- **Prompt**: Below are the records; copy every line in them that holds the string "this".
*** Block opens ***
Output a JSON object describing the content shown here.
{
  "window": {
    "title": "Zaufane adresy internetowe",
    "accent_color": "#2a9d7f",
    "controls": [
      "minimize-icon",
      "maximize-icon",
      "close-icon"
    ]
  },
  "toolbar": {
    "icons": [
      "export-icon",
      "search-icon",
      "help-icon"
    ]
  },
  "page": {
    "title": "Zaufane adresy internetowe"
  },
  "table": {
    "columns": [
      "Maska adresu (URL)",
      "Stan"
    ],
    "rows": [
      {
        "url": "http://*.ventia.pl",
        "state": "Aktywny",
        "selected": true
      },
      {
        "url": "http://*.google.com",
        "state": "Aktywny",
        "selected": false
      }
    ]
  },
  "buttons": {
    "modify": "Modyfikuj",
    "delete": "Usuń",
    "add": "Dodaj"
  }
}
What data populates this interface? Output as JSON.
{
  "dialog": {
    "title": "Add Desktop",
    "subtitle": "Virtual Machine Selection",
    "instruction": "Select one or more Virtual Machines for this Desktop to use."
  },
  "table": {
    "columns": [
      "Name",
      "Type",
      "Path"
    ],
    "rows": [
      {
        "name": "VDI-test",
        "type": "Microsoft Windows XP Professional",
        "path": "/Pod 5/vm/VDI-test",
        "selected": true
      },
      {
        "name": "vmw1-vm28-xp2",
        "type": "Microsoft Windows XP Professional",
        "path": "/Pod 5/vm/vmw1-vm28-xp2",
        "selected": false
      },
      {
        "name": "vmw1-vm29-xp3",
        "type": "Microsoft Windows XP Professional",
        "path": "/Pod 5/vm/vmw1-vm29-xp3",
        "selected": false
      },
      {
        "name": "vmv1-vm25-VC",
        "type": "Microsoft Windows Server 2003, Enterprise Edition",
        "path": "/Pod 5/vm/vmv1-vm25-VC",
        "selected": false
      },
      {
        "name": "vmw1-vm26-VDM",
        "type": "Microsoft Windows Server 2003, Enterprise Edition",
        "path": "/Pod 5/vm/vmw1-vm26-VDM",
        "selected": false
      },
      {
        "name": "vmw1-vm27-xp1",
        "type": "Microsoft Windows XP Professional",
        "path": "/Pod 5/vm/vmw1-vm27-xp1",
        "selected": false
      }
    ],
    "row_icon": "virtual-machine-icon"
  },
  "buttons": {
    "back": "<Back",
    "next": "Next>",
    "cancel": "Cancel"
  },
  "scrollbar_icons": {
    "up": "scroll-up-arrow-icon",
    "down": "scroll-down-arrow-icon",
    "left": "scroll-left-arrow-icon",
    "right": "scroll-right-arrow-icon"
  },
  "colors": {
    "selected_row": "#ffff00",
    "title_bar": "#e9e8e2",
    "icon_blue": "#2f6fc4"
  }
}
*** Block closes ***
- **Reply**:
What data populates this interface? Output as JSON.
    "instruction": "Select one or more Virtual Machines for this Desktop to use."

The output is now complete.